  belongs_to :announceable, :polymorphic => true
end

Polymorphic parents and has_many_polymorphs

Of course, it’s never that easy, is it? The ticker isn’t the only announcer in the app. The homepage is also effective at announcing things, thank you very much. So what we really want is a has_many_polymorphs relationship that allows numerous different announcers to announce numerous different announceables. Once I figured this out, it was pretty straightforward.

Migration:

class CreateAnnouncements < ActiveRecord::Migration
  def self.up
    create_table :announcements do |t|
      t.column :announcer_id,      :integer, :null => false
      t.column :announcer_type,    :string,  :null => false
      t.column :announceable_id,   :integer, :null => false
      t.column :announceable_type, :string,  :null => false
    end
    add_index :announcements, 
              [:announcer_id, :announcer_type, :announceable_id, :announceable_type], 
              :unique => true, 
              :name => 'index_announcement_polymorphs'
  end

  def self.down
    drop_table :announcements
  end
end

Ticker.rb (and other announcers):

class Ticker < ActiveRecord::Base
  has_many_polymorphs :announceables,  :from             => [:events, :news_articles], 
                                       :through          => :announcements,
                                       :as               => :announcer,
                                       :foreign_key      => :announcer_id,
                                       :foreign_type_key => :announcer_type

 . . .

Note: Unlike other areas of Rails, you must specify :as, :foreign_key and :foreign_type_key to get the parent polymorphism working.

Announcement.rb:

class Announcement < ActiveRecord::Base
  belongs_to :homepage
  belongs_to :ticker
  belongs_to :announceable, :polymorphic => true
end

Naturally it would be nice to DRY up that has_many_polymorphs declaration since it will be identical for all parents in this polymorphic-polymorphic relationship. But there are other things to DRY up as well, and I’ll do my best in Part II of this series: has_many_polymorphs and checkboxes.

Update

Based on comments, I have DRY’d up the has_many_polymorphs declaration… by removing it entirely. Ticker.rb (and other announcers) no longer needs to do anything to get polymorphic. Announcement.rb has all the code.

class Announcement < ActiveRecord::Base
  belongs_to :announcer,    :polymorphic => true
  belongs_to :announceable, :polymorphic => true
  
  acts_as_double_polymorphic_join :announcers    => [:homepages, :tickers], 
                                  :announceables => [:events, :news_articles]
end

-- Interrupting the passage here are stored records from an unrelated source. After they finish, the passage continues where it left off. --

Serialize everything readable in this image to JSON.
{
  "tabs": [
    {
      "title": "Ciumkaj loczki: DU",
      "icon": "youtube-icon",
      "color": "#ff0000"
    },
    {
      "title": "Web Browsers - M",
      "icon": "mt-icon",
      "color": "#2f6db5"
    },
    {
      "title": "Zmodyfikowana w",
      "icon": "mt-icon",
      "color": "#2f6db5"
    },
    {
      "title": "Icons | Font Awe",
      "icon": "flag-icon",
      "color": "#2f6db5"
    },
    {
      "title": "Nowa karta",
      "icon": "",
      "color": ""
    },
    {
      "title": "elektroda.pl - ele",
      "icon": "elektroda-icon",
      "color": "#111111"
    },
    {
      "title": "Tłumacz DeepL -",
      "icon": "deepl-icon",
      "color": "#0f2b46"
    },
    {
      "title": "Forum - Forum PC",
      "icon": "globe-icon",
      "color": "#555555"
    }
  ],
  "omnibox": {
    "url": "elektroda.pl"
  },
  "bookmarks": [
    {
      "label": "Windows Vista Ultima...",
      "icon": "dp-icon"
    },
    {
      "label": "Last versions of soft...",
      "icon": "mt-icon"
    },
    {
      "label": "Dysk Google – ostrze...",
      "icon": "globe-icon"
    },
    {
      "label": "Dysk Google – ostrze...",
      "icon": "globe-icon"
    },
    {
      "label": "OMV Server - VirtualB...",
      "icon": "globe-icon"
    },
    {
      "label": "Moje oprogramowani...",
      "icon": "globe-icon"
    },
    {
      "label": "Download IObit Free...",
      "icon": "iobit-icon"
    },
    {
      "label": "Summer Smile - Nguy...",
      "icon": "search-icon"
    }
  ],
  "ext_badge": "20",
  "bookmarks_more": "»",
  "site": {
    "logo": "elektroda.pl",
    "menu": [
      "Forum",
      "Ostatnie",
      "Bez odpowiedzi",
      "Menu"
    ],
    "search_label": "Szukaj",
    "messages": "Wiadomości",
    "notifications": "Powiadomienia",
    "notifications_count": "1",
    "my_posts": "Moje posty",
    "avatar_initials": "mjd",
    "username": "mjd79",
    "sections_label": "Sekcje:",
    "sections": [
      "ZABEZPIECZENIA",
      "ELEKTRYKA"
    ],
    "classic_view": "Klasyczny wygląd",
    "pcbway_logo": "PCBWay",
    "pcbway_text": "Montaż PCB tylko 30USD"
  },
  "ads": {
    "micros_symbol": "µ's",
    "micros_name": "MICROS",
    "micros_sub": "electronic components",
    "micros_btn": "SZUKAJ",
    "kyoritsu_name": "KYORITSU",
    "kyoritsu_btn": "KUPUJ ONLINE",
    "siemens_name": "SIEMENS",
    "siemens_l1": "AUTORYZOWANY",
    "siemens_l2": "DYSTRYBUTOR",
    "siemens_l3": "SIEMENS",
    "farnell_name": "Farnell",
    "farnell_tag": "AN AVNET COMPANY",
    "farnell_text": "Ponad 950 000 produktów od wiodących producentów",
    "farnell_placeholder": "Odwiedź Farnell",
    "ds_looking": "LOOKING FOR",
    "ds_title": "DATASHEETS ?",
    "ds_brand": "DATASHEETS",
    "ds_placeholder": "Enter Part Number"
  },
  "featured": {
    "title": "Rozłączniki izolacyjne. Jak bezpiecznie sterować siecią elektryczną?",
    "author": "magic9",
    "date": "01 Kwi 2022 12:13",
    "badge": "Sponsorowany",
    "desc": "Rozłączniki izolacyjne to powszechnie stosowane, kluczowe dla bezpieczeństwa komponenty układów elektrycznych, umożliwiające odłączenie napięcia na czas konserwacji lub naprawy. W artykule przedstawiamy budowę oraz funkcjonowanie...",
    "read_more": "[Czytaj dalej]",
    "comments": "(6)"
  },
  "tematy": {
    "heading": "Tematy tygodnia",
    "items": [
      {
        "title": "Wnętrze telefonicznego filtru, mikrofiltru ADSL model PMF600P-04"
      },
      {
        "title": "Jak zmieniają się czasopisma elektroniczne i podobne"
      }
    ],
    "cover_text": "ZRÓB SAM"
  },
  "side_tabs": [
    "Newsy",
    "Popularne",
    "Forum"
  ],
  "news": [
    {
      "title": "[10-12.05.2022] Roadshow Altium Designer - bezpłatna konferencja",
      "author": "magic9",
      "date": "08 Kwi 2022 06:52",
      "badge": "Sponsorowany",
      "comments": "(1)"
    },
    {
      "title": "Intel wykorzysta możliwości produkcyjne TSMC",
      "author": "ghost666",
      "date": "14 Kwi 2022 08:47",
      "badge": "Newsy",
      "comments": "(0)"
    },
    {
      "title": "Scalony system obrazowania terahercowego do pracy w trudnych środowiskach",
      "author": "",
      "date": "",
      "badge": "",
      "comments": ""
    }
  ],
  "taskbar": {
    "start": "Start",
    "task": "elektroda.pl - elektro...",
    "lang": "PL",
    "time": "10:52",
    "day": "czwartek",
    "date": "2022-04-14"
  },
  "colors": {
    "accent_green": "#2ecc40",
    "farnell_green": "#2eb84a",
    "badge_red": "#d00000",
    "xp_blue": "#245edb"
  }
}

Essentially, “announcers” are parents and “announceables” are children in this two-way polymorphic relationship. In thinking of “announcers” as parents, I also got caught singularizing the symbols in that array (e.g. [:homepage, :ticker]). Dontdothatitwontwork. Pluralize all receivers of the polymorph.

Sep 19, 2007 · Subscribe · Archive · Projects · Twitter · GitHub · Flickr